By Genevieve Hart

Since the recent IASL’s conference in Lisbon, I have been pondering how schools’ information literacy programmes might contribute to social inclusion. It was one of the themes signalled in the call for papers and the few resulting presentations gave tantalising glimpses of the possibilities.

Studies across the world have identified risk factors for exclusion, such as poverty, family conflict and school problems. In South Africa, youth might, in itself, be an indicator of exclusion. Young people have the highest rates of unemployment, exposure to violence, and involvement in crime. With 1,100,000 AIDS orphans, child-headed households are in danger of being accepted as normal (The morals of a success story 2006).

The role of libraries, especially in the global information society of 2006, is surely to provide people with access to information so that they might join existing social networks or create new ones. But the mere provision of information is not enough. People need the lifelong skills of information literacy – thus being enabled to make informed decisions to gain control over their lives.

We need to talk more of school libraries in terms of the potential of their information literacy programmes to reach out to families. Here, I am thinking of family education and literacy programmes, ICT education for unemployed youth, small business information sessions, health information workshops, and lots more. The information literacy education will be embedded in other projects and clearly partnerships, inside and outside the school, will be required. Perhaps, if we stressed the role of the library in the community school, which is a concept much liked by our politicians, then we might have more success in our advocacy efforts.

Genevieve Hart
Department of Library & Information Science 
University of the Western Cape


The morals of a success story.  2006.  Sunday Times, 13 August 2006. 

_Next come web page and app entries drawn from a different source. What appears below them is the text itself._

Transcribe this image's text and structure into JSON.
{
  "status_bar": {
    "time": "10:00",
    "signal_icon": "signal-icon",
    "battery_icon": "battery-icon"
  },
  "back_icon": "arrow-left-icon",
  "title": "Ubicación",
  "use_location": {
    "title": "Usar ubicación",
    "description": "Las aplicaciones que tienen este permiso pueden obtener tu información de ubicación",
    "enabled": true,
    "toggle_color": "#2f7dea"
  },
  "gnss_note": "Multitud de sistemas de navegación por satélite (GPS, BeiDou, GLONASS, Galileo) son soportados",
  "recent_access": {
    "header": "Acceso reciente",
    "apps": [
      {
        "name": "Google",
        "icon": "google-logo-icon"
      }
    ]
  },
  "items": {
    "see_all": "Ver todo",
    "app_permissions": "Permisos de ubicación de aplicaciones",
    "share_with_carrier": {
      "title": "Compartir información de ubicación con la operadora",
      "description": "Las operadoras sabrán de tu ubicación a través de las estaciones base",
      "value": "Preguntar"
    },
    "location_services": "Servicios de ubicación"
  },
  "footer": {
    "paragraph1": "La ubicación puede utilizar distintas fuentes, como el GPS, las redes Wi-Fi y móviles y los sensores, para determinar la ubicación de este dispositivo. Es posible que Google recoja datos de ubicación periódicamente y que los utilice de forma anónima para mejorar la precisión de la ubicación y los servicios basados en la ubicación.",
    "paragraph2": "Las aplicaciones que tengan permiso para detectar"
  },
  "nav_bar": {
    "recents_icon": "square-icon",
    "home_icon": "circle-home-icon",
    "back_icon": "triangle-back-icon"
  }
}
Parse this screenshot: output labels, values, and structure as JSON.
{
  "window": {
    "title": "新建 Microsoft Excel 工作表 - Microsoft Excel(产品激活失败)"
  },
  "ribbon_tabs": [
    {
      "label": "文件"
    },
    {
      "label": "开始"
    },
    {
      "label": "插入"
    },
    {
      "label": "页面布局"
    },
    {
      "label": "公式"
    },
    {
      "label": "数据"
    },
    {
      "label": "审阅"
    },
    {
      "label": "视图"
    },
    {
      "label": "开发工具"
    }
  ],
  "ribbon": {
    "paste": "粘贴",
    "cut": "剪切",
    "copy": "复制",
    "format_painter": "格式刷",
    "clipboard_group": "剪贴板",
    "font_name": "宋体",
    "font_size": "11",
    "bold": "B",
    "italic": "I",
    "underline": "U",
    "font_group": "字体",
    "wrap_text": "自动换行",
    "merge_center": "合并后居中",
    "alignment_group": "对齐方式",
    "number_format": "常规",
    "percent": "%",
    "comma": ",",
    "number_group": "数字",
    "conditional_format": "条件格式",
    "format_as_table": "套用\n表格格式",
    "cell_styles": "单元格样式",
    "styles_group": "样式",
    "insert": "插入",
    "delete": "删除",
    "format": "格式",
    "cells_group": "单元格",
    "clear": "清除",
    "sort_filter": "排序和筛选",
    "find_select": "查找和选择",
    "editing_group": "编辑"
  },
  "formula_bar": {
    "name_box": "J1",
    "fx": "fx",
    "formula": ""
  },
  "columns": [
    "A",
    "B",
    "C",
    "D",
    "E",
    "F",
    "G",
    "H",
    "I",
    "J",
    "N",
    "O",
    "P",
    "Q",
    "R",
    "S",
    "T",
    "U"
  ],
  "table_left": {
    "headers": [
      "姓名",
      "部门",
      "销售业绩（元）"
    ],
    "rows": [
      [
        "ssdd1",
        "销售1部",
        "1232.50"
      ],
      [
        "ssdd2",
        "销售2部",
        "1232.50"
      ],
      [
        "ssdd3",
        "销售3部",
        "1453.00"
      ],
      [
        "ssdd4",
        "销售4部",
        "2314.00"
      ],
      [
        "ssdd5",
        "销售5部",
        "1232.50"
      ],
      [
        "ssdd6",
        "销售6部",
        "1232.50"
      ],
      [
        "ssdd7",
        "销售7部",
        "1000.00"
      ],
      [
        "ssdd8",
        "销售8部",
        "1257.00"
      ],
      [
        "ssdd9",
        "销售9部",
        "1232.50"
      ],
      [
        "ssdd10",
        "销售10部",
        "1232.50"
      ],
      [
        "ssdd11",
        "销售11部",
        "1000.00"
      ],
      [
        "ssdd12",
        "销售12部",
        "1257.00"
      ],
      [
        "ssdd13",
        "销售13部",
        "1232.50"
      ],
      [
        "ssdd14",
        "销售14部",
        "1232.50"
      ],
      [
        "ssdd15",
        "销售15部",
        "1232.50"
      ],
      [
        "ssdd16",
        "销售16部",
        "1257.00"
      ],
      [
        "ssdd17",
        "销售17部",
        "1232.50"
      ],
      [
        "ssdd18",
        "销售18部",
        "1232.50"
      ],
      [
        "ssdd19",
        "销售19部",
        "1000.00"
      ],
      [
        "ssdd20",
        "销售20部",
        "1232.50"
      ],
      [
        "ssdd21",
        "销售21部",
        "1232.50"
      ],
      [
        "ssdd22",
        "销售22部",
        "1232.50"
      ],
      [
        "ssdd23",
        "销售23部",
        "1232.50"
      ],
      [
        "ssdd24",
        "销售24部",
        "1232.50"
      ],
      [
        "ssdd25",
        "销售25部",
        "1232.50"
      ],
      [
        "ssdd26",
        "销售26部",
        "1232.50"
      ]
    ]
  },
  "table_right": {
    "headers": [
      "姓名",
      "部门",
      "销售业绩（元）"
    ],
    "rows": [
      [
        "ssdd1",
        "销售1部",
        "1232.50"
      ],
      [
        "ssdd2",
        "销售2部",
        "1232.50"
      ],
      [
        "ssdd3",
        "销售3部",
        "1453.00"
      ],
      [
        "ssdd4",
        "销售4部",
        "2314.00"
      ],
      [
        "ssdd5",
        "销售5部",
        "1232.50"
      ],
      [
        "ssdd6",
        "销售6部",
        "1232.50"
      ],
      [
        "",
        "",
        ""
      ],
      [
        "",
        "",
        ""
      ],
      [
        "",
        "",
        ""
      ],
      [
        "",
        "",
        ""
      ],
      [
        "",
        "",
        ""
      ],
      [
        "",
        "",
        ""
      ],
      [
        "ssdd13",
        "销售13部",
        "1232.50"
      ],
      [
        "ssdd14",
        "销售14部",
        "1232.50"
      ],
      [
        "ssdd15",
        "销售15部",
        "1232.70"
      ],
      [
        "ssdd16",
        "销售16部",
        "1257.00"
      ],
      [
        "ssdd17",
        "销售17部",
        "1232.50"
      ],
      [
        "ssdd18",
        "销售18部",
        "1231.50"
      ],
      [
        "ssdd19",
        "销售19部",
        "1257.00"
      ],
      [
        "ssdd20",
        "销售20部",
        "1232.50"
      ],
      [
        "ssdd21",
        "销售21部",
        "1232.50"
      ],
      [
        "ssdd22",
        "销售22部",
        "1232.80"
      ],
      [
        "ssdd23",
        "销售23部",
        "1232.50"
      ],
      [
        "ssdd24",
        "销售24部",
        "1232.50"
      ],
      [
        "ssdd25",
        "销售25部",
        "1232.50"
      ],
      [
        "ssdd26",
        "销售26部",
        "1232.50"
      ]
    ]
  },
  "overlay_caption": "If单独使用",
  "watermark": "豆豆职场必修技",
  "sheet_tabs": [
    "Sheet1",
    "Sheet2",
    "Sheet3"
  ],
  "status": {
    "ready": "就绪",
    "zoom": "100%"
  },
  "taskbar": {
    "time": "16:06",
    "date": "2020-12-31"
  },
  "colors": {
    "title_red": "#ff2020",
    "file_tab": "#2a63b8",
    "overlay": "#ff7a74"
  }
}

Available: www.sundaytimes.co.za.


January 14, 2007 Posted by | 4. Issue 43, 5. Theme 43: Information Literacy, South Africa | Leave a comment